**INSTRUCTIONS FOR THE TASK**
The word "html" occurs in some of the lines below; copy each of those lines.

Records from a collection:
· · · ·

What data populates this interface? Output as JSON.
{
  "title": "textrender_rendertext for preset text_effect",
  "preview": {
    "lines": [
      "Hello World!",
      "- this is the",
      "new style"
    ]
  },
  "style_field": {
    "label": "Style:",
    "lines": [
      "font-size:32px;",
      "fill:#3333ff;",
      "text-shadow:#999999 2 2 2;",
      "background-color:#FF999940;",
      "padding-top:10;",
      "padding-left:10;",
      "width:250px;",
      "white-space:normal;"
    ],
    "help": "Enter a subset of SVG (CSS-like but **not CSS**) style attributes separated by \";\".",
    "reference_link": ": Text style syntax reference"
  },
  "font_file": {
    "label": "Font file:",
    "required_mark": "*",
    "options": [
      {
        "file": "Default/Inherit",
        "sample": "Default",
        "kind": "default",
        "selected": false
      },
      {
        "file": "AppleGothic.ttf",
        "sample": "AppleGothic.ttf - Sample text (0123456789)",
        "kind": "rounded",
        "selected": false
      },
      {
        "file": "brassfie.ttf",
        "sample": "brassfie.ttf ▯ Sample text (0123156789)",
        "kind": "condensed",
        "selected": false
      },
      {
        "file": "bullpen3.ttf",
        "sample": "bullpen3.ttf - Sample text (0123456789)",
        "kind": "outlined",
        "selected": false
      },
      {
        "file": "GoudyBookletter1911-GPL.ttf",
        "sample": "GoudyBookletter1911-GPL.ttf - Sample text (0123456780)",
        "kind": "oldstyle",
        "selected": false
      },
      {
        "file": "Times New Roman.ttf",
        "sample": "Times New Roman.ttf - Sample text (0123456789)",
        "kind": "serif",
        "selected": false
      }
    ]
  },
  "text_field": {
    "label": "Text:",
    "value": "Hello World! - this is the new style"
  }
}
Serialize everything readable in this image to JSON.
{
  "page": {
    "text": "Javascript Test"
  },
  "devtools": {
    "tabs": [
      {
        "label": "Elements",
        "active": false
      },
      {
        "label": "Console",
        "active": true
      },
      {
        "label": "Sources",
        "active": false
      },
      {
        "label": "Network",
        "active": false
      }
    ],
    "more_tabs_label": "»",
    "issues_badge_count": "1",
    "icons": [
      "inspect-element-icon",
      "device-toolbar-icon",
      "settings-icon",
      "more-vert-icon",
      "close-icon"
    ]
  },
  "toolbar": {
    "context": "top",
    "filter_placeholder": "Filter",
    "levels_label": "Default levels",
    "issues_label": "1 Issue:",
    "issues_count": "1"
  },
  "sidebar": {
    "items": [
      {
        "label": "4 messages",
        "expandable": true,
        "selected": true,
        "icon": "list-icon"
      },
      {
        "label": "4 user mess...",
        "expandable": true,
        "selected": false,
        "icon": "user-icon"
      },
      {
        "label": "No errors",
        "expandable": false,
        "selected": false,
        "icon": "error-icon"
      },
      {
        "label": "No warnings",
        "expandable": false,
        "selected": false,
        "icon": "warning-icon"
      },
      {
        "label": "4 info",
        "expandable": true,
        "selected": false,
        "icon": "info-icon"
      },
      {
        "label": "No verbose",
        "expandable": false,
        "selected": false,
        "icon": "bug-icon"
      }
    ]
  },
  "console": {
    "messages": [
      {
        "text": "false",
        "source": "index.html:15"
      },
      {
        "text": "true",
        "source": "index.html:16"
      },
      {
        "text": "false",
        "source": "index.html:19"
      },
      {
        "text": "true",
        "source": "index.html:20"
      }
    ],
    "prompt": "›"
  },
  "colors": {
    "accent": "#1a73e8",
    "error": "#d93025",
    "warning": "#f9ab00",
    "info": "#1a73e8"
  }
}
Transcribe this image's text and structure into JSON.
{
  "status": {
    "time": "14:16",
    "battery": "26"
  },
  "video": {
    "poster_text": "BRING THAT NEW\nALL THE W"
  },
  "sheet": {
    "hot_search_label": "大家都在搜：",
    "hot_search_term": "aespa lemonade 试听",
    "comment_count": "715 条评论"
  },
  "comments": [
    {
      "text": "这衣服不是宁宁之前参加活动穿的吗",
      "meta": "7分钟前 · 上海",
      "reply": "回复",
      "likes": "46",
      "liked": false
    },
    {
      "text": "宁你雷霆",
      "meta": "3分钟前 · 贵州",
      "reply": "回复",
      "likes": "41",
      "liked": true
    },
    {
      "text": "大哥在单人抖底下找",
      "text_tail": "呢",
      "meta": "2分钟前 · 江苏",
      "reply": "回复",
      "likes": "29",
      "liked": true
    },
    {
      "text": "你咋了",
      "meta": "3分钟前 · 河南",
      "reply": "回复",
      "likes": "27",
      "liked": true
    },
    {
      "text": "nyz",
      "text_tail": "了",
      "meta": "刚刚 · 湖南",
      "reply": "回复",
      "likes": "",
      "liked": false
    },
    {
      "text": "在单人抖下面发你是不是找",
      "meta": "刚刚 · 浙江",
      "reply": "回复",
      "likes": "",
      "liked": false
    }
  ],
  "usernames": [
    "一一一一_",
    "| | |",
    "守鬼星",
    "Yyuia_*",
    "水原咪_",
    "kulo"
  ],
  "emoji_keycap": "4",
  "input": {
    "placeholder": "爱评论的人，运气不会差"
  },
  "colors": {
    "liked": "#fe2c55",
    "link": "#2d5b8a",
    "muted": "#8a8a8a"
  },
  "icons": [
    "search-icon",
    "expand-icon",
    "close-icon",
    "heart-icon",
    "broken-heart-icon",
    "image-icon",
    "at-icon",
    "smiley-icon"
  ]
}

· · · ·

**COMPLETED EXERCISE**
        "source": "index.html:15"
        "source": "index.html:16"
        "source": "index.html:19"
        "source": "index.html:20"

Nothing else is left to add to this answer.